- [Exercise aim]: Every line of the data below is to be written out again exactly.

Website and app data records

────────

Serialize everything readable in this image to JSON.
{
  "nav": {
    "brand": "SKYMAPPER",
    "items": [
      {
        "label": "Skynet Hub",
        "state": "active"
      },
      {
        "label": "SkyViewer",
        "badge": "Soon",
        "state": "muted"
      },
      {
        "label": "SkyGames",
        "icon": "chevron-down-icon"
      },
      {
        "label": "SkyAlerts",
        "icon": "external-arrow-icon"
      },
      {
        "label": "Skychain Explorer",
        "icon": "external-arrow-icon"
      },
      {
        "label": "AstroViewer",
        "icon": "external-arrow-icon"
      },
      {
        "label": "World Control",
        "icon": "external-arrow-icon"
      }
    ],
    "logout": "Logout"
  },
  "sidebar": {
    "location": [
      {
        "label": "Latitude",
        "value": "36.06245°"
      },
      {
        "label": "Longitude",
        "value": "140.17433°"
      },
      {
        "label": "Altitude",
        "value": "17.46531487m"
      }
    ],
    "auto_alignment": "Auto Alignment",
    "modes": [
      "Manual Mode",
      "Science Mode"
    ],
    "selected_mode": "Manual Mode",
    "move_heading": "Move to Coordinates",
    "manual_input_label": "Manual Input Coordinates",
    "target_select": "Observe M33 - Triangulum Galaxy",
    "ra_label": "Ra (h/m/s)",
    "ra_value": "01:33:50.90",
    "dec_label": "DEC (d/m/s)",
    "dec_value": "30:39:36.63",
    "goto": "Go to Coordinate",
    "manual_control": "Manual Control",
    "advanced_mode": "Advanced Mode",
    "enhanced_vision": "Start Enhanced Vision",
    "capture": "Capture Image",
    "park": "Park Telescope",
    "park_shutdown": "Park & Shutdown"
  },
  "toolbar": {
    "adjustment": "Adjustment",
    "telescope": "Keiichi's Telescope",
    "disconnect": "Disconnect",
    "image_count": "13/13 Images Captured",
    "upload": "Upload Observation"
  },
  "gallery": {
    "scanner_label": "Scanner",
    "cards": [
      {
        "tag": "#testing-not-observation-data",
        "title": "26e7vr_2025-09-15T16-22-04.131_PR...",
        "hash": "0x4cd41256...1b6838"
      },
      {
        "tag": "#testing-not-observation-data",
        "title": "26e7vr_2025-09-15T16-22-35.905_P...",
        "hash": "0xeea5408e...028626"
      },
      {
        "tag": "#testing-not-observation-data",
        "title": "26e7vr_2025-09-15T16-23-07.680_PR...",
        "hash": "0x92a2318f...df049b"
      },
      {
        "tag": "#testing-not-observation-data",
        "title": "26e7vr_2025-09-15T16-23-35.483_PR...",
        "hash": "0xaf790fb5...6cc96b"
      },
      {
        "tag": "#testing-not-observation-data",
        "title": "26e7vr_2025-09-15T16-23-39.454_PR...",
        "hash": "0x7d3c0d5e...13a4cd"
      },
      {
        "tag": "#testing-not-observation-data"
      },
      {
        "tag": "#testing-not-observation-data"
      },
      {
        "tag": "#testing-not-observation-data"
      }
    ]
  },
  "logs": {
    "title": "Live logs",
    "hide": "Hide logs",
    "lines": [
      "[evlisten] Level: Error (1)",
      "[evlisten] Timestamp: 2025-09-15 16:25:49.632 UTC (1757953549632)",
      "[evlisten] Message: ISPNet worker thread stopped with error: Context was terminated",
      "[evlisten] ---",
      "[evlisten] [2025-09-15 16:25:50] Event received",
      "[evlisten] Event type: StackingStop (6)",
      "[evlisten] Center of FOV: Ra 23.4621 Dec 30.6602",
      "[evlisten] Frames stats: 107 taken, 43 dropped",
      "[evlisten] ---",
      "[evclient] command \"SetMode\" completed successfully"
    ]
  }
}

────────

- [Result of this task]:
Serialize everything readable in this image to JSON.
{
  "nav": {
    "brand": "SKYMAPPER",
    "items": [
      {
        "label": "Skynet Hub",
        "state": "active"
      },
      {
        "label": "SkyViewer",
        "badge": "Soon",
        "state": "muted"
      },
      {
        "label": "SkyGames",
        "icon": "chevron-down-icon"
      },
      {
        "label": "SkyAlerts",
        "icon": "external-arrow-icon"
      },
      {
        "label": "Skychain Explorer",
        "icon": "external-arrow-icon"
      },
      {
        "label": "AstroViewer",
        "icon": "external-arrow-icon"
      },
      {
        "label": "World Control",
        "icon": "external-arrow-icon"
      }
    ],
    "logout": "Logout"
  },
  "sidebar": {
    "location": [
      {
        "label": "Latitude",
        "value": "36.06245°"
      },
      {
        "label": "Longitude",
        "value": "140.17433°"
      },
      {
        "label": "Altitude",
        "value": "17.46531487m"
      }
    ],
    "auto_alignment": "Auto Alignment",
    "modes": [
      "Manual Mode",
      "Science Mode"
    ],
    "selected_mode": "Manual Mode",
    "move_heading": "Move to Coordinates",
    "manual_input_label": "Manual Input Coordinates",
    "target_select": "Observe M33 - Triangulum Galaxy",
    "ra_label": "Ra (h/m/s)",
    "ra_value": "01:33:50.90",
    "dec_label": "DEC (d/m/s)",
    "dec_value": "30:39:36.63",
    "goto": "Go to Coordinate",
    "manual_control": "Manual Control",
    "advanced_mode": "Advanced Mode",
    "enhanced_vision": "Start Enhanced Vision",
    "capture": "Capture Image",
    "park": "Park Telescope",
    "park_shutdown": "Park & Shutdown"
  },
  "toolbar": {
    "adjustment": "Adjustment",
    "telescope": "Keiichi's Telescope",
    "disconnect": "Disconnect",
    "image_count": "13/13 Images Captured",
    "upload": "Upload Observation"
  },
  "gallery": {
    "scanner_label": "Scanner",
    "cards": [
      {
        "tag": "#testing-not-observation-data",
        "title": "26e7vr_2025-09-15T16-22-04.131_PR...",
        "hash": "0x4cd41256...1b6838"
      },
      {
        "tag": "#testing-not-observation-data",
        "title": "26e7vr_2025-09-15T16-22-35.905_P...",
        "hash": "0xeea5408e...028626"
      },
      {
        "tag": "#testing-not-observation-data",
        "title": "26e7vr_2025-09-15T16-23-07.680_PR...",
        "hash": "0x92a2318f...df049b"
      },
      {
        "tag": "#testing-not-observation-data",
        "title": "26e7vr_2025-09-15T16-23-35.483_PR...",
        "hash": "0xaf790fb5...6cc96b"
      },
      {
        "tag": "#testing-not-observation-data",
        "title": "26e7vr_2025-09-15T16-23-39.454_PR...",
        "hash": "0x7d3c0d5e...13a4cd"
      },
      {
        "tag": "#testing-not-observation-data"
      },
      {
        "tag": "#testing-not-observation-data"
      },
      {
        "tag": "#testing-not-observation-data"
      }
    ]
  },
  "logs": {
    "title": "Live logs",
    "hide": "Hide logs",
    "lines": [
      "[evlisten] Level: Error (1)",
      "[evlisten] Timestamp: 2025-09-15 16:25:49.632 UTC (1757953549632)",
      "[evlisten] Message: ISPNet worker thread stopped with error: Context was terminated",
      "[evlisten] ---",
      "[evlisten] [2025-09-15 16:25:50] Event received",
      "[evlisten] Event type: StackingStop (6)",
      "[evlisten] Center of FOV: Ra 23.4621 Dec 30.6602",
      "[evlisten] Frames stats: 107 taken, 43 dropped",
      "[evlisten] ---",
      "[evclient] command \"SetMode\" completed successfully"
    ]
  }
}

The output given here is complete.